Depending on who you are, there are many contenders for the most important building on a university campus—the football stadium, the chancellor’s office or the coffee shop. But the cornerstone of any university is actually the central utilities plant, the industrial heart that distributes electricity, steam, hot water, and chilled water needed to run air conditioning systems and research facilities at multiple buildings on campus.
Managing utility plants, however, is enough to boggle the sharpest minds. Plant managers must predict future energy needs from all the buildings and decide how much water, natural gas and electricity to buy and exactly when to turn the boilers up or turn down the cooling towers. Even tougher to manage are unforeseen fluctuations and events, like a spike in electricity prices or an unexpected cold snap that has everyone cranking the heat up on a spring day.
Most current control systems don’t take these types of uncertainties into account, leading to economic losses as well as safety and utility supply issues. That’s why Ranjeet Kumar, a spring 2020 PhD graduate in the Department of Chemical and Biological Engineering at the University of Wisconsin-Madison, and Associate Professor Victor Zavala designed a new stochastic model predictive control system for central utility plants, outlined in the June 2020 issue of the Journal of Process Control.
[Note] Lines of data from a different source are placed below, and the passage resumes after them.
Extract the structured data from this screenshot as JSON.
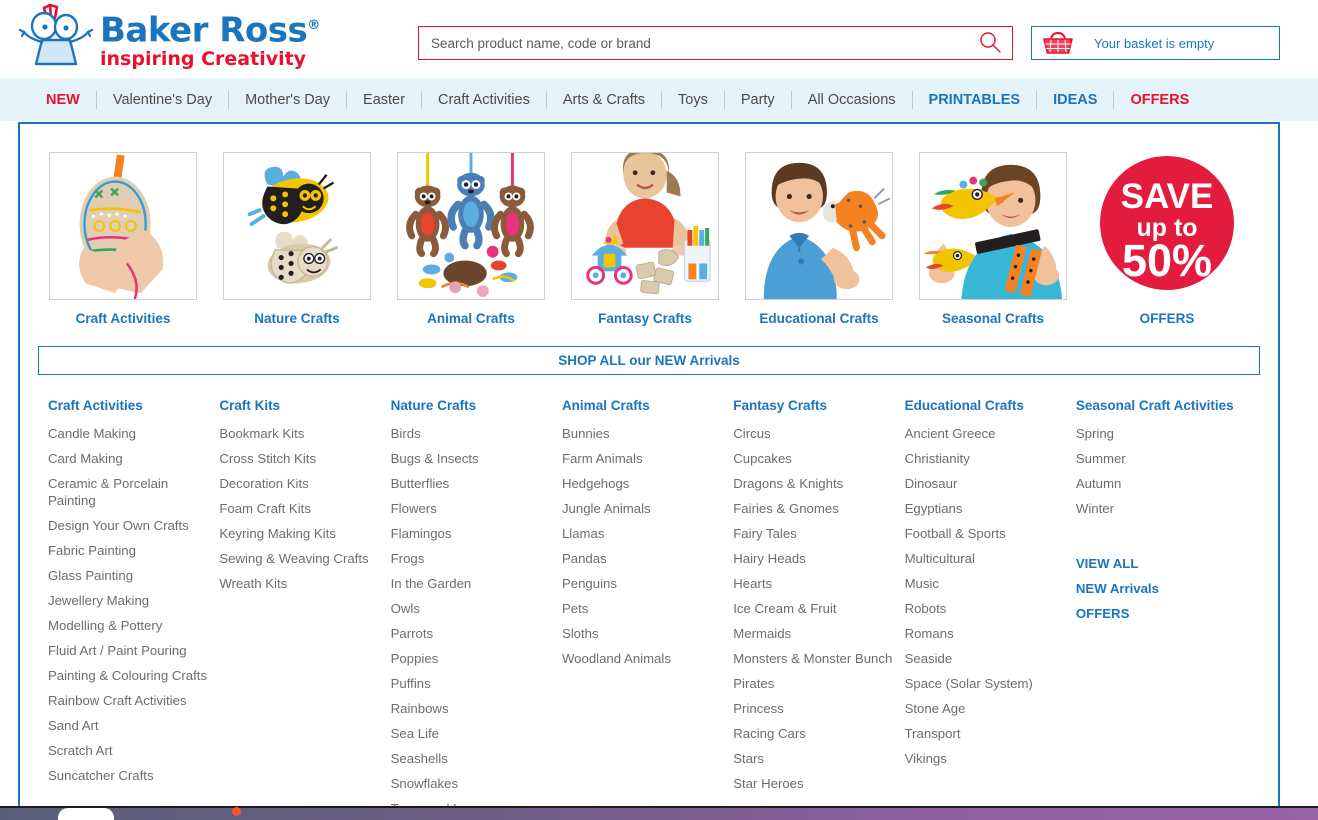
{
  "header": {
    "logo": {
      "title": "Baker Ross",
      "registered": "®",
      "tagline": "inspiring Creativity",
      "mark_icon": "baker-ross-character-logo",
      "brand_blue": "#1b75bc",
      "brand_red": "#e8112d"
    },
    "search": {
      "placeholder": "Search product name, code or brand",
      "value": "",
      "icon": "search-icon"
    },
    "basket": {
      "label": "Your basket is empty",
      "icon": "basket-icon"
    }
  },
  "nav": {
    "items": [
      {
        "label": "NEW",
        "style": "accent-red"
      },
      {
        "label": "Valentine's Day",
        "style": ""
      },
      {
        "label": "Mother's Day",
        "style": ""
      },
      {
        "label": "Easter",
        "style": ""
      },
      {
        "label": "Craft Activities",
        "style": "",
        "active": true
      },
      {
        "label": "Arts & Crafts",
        "style": ""
      },
      {
        "label": "Toys",
        "style": ""
      },
      {
        "label": "Party",
        "style": ""
      },
      {
        "label": "All Occasions",
        "style": ""
      },
      {
        "label": "PRINTABLES",
        "style": "accent-blue"
      },
      {
        "label": "IDEAS",
        "style": "accent-blue"
      },
      {
        "label": "OFFERS",
        "style": "accent-red"
      }
    ]
  },
  "mega": {
    "tiles": [
      {
        "label": "Craft Activities",
        "image": "easter-egg-threading-craft-photo"
      },
      {
        "label": "Nature Crafts",
        "image": "wooden-bee-and-ladybird-craft-photo"
      },
      {
        "label": "Animal Crafts",
        "image": "hanging-sloth-decorations-photo"
      },
      {
        "label": "Fantasy Crafts",
        "image": "girl-making-fairytale-carriage-photo"
      },
      {
        "label": "Educational Crafts",
        "image": "boy-holding-dinosaur-model-photo"
      },
      {
        "label": "Seasonal Crafts",
        "image": "boy-with-bird-puppets-photo"
      },
      {
        "label": "OFFERS",
        "image": "save-up-to-50-percent-badge",
        "badge": {
          "line1": "SAVE",
          "line2": "up to",
          "line3": "50%",
          "color": "#e31c3d"
        }
      }
    ],
    "shop_all": "SHOP ALL our NEW Arrivals",
    "columns": [
      {
        "heading": "Craft Activities",
        "links": [
          "Candle Making",
          "Card Making",
          "Ceramic & Porcelain Painting",
          "Design Your Own Crafts",
          "Fabric Painting",
          "Glass Painting",
          "Jewellery Making",
          "Modelling & Pottery",
          "Fluid Art / Paint Pouring",
          "Painting & Colouring Crafts",
          "Rainbow Craft Activities",
          "Sand Art",
          "Scratch Art",
          "Suncatcher Crafts"
        ]
      },
      {
        "heading": "Craft Kits",
        "links": [
          "Bookmark Kits",
          "Cross Stitch Kits",
          "Decoration Kits",
          "Foam Craft Kits",
          "Keyring Making Kits",
          "Sewing & Weaving Crafts",
          "Wreath Kits"
        ]
      },
      {
        "heading": "Nature Crafts",
        "links": [
          "Birds",
          "Bugs & Insects",
          "Butterflies",
          "Flowers",
          "Flamingos",
          "Frogs",
          "In the Garden",
          "Owls",
          "Parrots",
          "Poppies",
          "Puffins",
          "Rainbows",
          "Sea Life",
          "Seashells",
          "Snowflakes",
          "Trees and Leaves"
        ]
      },
      {
        "heading": "Animal Crafts",
        "links": [
          "Bunnies",
          "Farm Animals",
          "Hedgehogs",
          "Jungle Animals",
          "Llamas",
          "Pandas",
          "Penguins",
          "Pets",
          "Sloths",
          "Woodland Animals"
        ]
      },
      {
        "heading": "Fantasy Crafts",
        "links": [
          "Circus",
          "Cupcakes",
          "Dragons & Knights",
          "Fairies & Gnomes",
          "Fairy Tales",
          "Hairy Heads",
          "Hearts",
          "Ice Cream & Fruit",
          "Mermaids",
          "Monsters & Monster Bunch",
          "Pirates",
          "Princess",
          "Racing Cars",
          "Stars",
          "Star Heroes"
        ]
      },
      {
        "heading": "Educational Crafts",
        "links": [
          "Ancient Greece",
          "Christianity",
          "Dinosaur",
          "Egyptians",
          "Football & Sports",
          "Multicultural",
          "Music",
          "Robots",
          "Romans",
          "Seaside",
          "Space (Solar System)",
          "Stone Age",
          "Transport",
          "Vikings"
        ]
      },
      {
        "heading": "Seasonal Craft Activities",
        "links": [
          "Spring",
          "Summer",
          "Autumn",
          "Winter"
        ],
        "extra": [
          "VIEW ALL",
          "NEW Arrivals",
          "OFFERS"
        ]
      }
    ]
  }
}
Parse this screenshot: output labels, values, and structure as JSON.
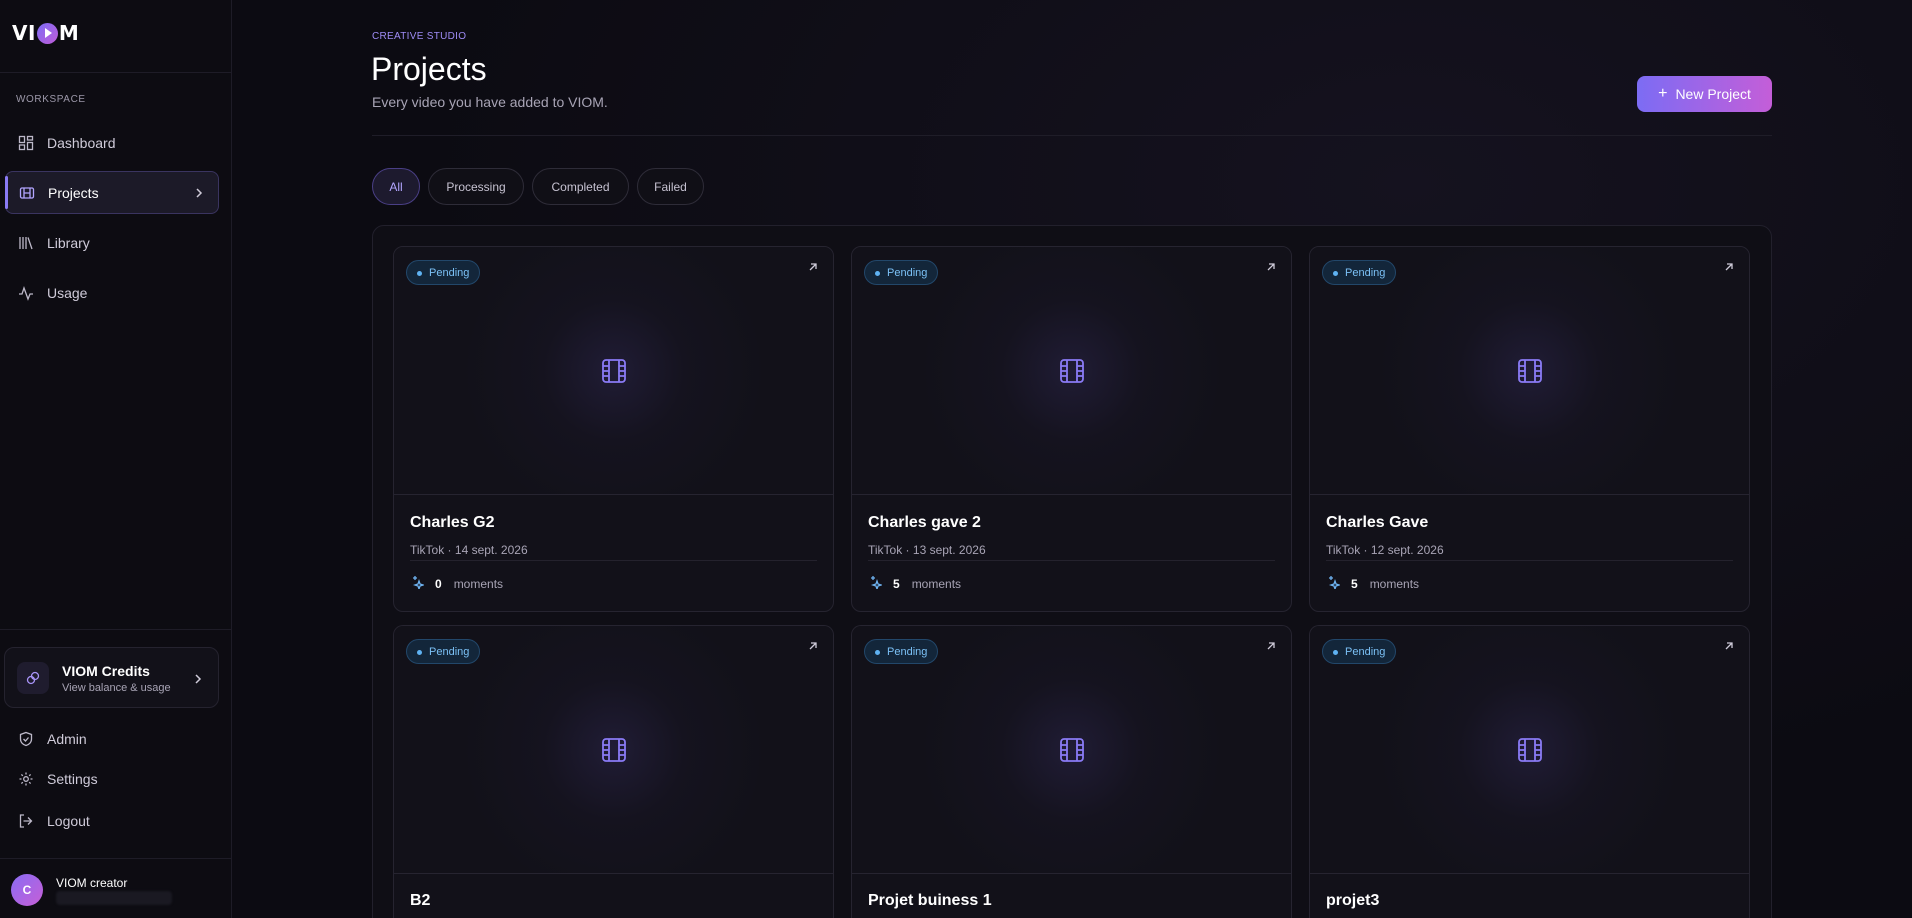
{
  "app": {
    "logo_text_left": "VI",
    "logo_text_right": "M"
  },
  "sidebar": {
    "section_label": "WORKSPACE",
    "items": [
      {
        "label": "Dashboard",
        "icon": "dashboard-icon"
      },
      {
        "label": "Projects",
        "icon": "projects-icon",
        "active": true
      },
      {
        "label": "Library",
        "icon": "library-icon"
      },
      {
        "label": "Usage",
        "icon": "usage-icon"
      }
    ],
    "credits": {
      "title": "VIOM Credits",
      "subtitle": "View balance & usage"
    },
    "bottom_items": [
      {
        "label": "Admin",
        "icon": "shield-icon"
      },
      {
        "label": "Settings",
        "icon": "gear-icon"
      },
      {
        "label": "Logout",
        "icon": "logout-icon"
      }
    ],
    "user": {
      "initial": "C",
      "name": "VIOM creator"
    }
  },
  "header": {
    "eyebrow": "CREATIVE STUDIO",
    "title": "Projects",
    "subtitle": "Every video you have added to VIOM.",
    "new_button_label": "New Project"
  },
  "filters": [
    "All",
    "Processing",
    "Completed",
    "Failed"
  ],
  "active_filter": "All",
  "projects": [
    {
      "title": "Charles G2",
      "meta": "TikTok · 14 sept. 2026",
      "moments": "0",
      "moments_label": "moments",
      "status": "Pending"
    },
    {
      "title": "Charles gave 2",
      "meta": "TikTok · 13 sept. 2026",
      "moments": "5",
      "moments_label": "moments",
      "status": "Pending"
    },
    {
      "title": "Charles Gave",
      "meta": "TikTok · 12 sept. 2026",
      "moments": "5",
      "moments_label": "moments",
      "status": "Pending"
    },
    {
      "title": "B2",
      "meta": "",
      "moments": "",
      "moments_label": "",
      "status": "Pending"
    },
    {
      "title": "Projet buiness 1",
      "meta": "",
      "moments": "",
      "moments_label": "",
      "status": "Pending"
    },
    {
      "title": "projet3",
      "meta": "",
      "moments": "",
      "moments_label": "",
      "status": "Pending"
    }
  ],
  "colors": {
    "accent": "#8a7bf5",
    "accent_end": "#c45ed8",
    "pending_badge": "#7bc0f5",
    "background": "#0c0b12"
  }
}
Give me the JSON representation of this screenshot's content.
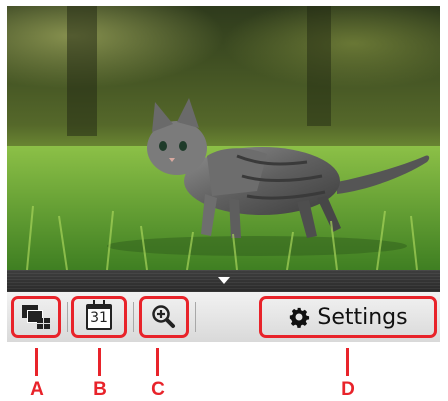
{
  "photo": {
    "subject": "kitten-on-grass"
  },
  "toolbar": {
    "calendar_day": "31",
    "settings_label": "Settings"
  },
  "callouts": {
    "a": "A",
    "b": "B",
    "c": "C",
    "d": "D"
  },
  "colors": {
    "callout": "#e8232a",
    "toolbar_bg": "#e6e6e6",
    "strip_bg": "#333333"
  }
}
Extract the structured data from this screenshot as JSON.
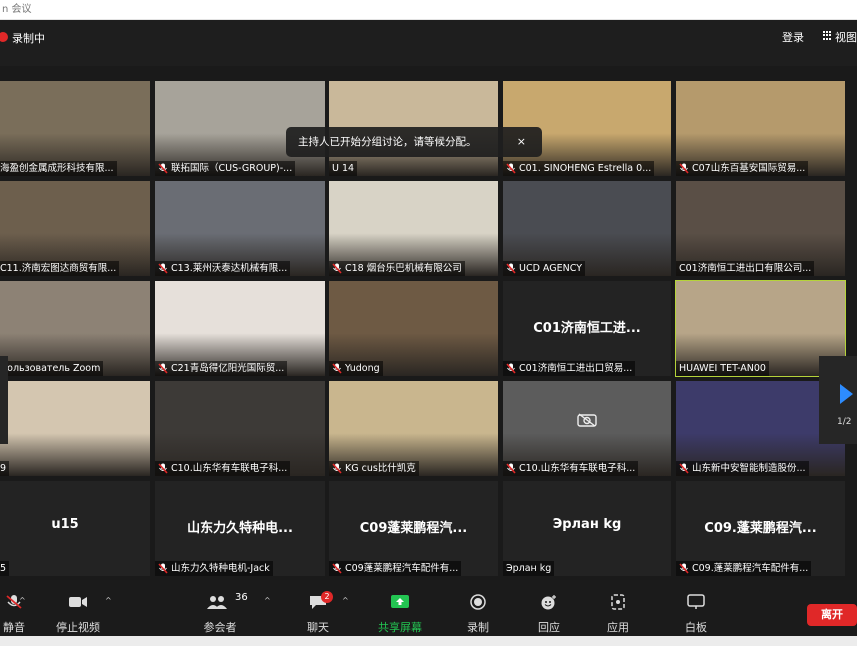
{
  "window": {
    "title": "n 会议"
  },
  "topbar": {
    "recording_label": "录制中",
    "login_label": "登录",
    "view_label": "视图"
  },
  "notification": {
    "text": "主持人已开始分组讨论，请等候分配。",
    "close_glyph": "×"
  },
  "pager": {
    "label": "1/2"
  },
  "tiles": [
    {
      "name": "海盈创金属成形科技有限...",
      "muted": false,
      "bg": "#7a6e5a"
    },
    {
      "name": "联拓国际（CUS-GROUP)-...",
      "muted": true,
      "bg": "#a7a39a"
    },
    {
      "name": "U 14",
      "muted": false,
      "bg": "#c9b89a"
    },
    {
      "name": "C01. SINOHENG Estrella 0...",
      "muted": true,
      "bg": "#c8a86e"
    },
    {
      "name": "C07山东百基安国际贸易...",
      "muted": true,
      "bg": "#b59a6c"
    },
    {
      "name": "C11.济南宏图达商贸有限...",
      "muted": false,
      "bg": "#6d5f4d"
    },
    {
      "name": "C13.莱州沃泰达机械有限...",
      "muted": true,
      "bg": "#6a6d74"
    },
    {
      "name": "C18 烟台乐巴机械有限公司",
      "muted": true,
      "bg": "#d8d3c6"
    },
    {
      "name": "UCD AGENCY",
      "muted": true,
      "bg": "#4a4c52"
    },
    {
      "name": "C01济南恒工进出口有限公司...",
      "muted": false,
      "bg": "#5a4f46"
    },
    {
      "name": "Пользователь Zoom",
      "muted": false,
      "bg": "#8d8275"
    },
    {
      "name": "C21青岛得亿阳光国际贸...",
      "muted": true,
      "bg": "#e6e0da"
    },
    {
      "name": "Yudong",
      "muted": true,
      "bg": "#6e5a44"
    },
    {
      "name": "C01济南恒工进出口贸易...",
      "muted": true,
      "center": "C01济南恒工进...",
      "bg": "#232323"
    },
    {
      "name": "HUAWEI TET-AN00",
      "muted": false,
      "bg": "#b7a588"
    },
    {
      "name": "9",
      "muted": false,
      "bg": "#d4c6b0"
    },
    {
      "name": "C10.山东华有车联电子科...",
      "muted": true,
      "bg": "#3d3a37"
    },
    {
      "name": "KG  cus比什凯克",
      "muted": true,
      "bg": "#c9b68e"
    },
    {
      "name": "C10.山东华有车联电子科...",
      "muted": true,
      "bg": "#5c5c5c"
    },
    {
      "name": "山东新中安智能制造股份...",
      "muted": true,
      "bg": "#3d3b6a"
    },
    {
      "name": "5",
      "muted": false,
      "center": "u15",
      "bg": "#232323"
    },
    {
      "name": "山东力久特种电机-Jack",
      "muted": true,
      "center": "山东力久特种电...",
      "bg": "#232323"
    },
    {
      "name": "C09蓬莱鹏程汽车配件有...",
      "muted": true,
      "center": "C09蓬莱鹏程汽...",
      "bg": "#232323"
    },
    {
      "name": "Эрлан kg",
      "muted": false,
      "center": "Эрлан kg",
      "bg": "#232323"
    },
    {
      "name": "C09.蓬莱鹏程汽车配件有...",
      "muted": true,
      "center": "C09.蓬莱鹏程汽...",
      "bg": "#232323"
    }
  ],
  "toolbar": {
    "mute": "静音",
    "video": "停止视频",
    "participants": "参会者",
    "participants_count": "36",
    "chat": "聊天",
    "chat_badge": "2",
    "share": "共享屏幕",
    "record": "录制",
    "reactions": "回应",
    "apps": "应用",
    "whiteboard": "白板",
    "leave": "离开",
    "caret": "^"
  },
  "colors": {
    "accent_share": "#23c552",
    "leave_red": "#e02828",
    "active_speaker": "#b5d33a",
    "nav_arrow": "#2d8cff"
  }
}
Central plants are used by large colleges and universities, military bases, medical centers and large corporate campuses. Though they are complex and costly to operate, they create efficiencies that over time save money. Currently, most complex decisions on when to purchase energy are made by logic-based control systems and people doing their best to forecast future energy needs and energy prices. However, they don’t often take into account potential disruptions or extreme events.
To understand how to optimize the control system, Kumar modeled the utilities plant of a typical university campus derived from data collected by his industrial collaborator, Milwaukee-based Johnson Controls, which develops control systems for large utility plants. He then ran simulations to find optimal strategies to maximize efficiency and minimize cost while mitigating energy demands and market uncertainties.
“Managers have to make a plan for each hour of every day for how much load a boiler or cooling tower will have,” Kumar says. “Our goal was to design a control architecture that deals with multiple timescales and uncertainties that energy systems encounter.”
Currently, the most sophisticated control architectures use what is called a deterministic model to decide when and how much energy to buy. Typically, these systems look at average prices and past energy use to make their decisions and ignore uncertainty. But Kumar found that these models failed to properly capture unforeseen disruptions, resulting in economic losses for drawing too much power or an inability to keep up with demand for hot water or heating.
Kumar’s model, however, is stochastic, meaning that it is designed to explicitly anticipate uncertainties by capturing multiple possible scenarios when making decisions.
“It was not obvious that there would be many benefits. But the electricity market is subject to a lot of uncertainty. The prices are fluctuating all the time and have limited predictability,” says Zavala. “And there’s uncertainty on the side of the buildings because the use of electricity and hot water is uncertain. So, plant managers are in between a rock and a hard place.”
According to the results, there could be a big benefit. By incorporating uncertainty into the control system, the stochastic model was able to save about 7.5% over the deterministic model, which in the case of a large university utility system translates into hundreds of thousands of dollars.
The new control model isn’t just for universities. Large manufacturers and chemical plants that must also balance energy costs and demand could also benefit from the stochastic model. In fact, Kumar is moving on to a position in the chemical industry, which could benefit from his ideas.
Zavala says this research is a great of example of industrial cooperation. “One of the things that I like about this particular project is that it shows how industry and academia can benefit from cooperating,” he says. “It’s nice to highlight the synergy; our collaborator proposed a real-world problem that current control technology cannot solve and it gave us an interesting problem to research. I think it would be nice to keep pursuing those types of collaborations.”
Victor Zavala is the Baldovin-DaPra Associate Professor in the Department of Chemical and Biological Engineering at UW-Madison.
The research was supported by funding from National Science Foundation award NSF-EECS-1609183.
Author: Jason Daley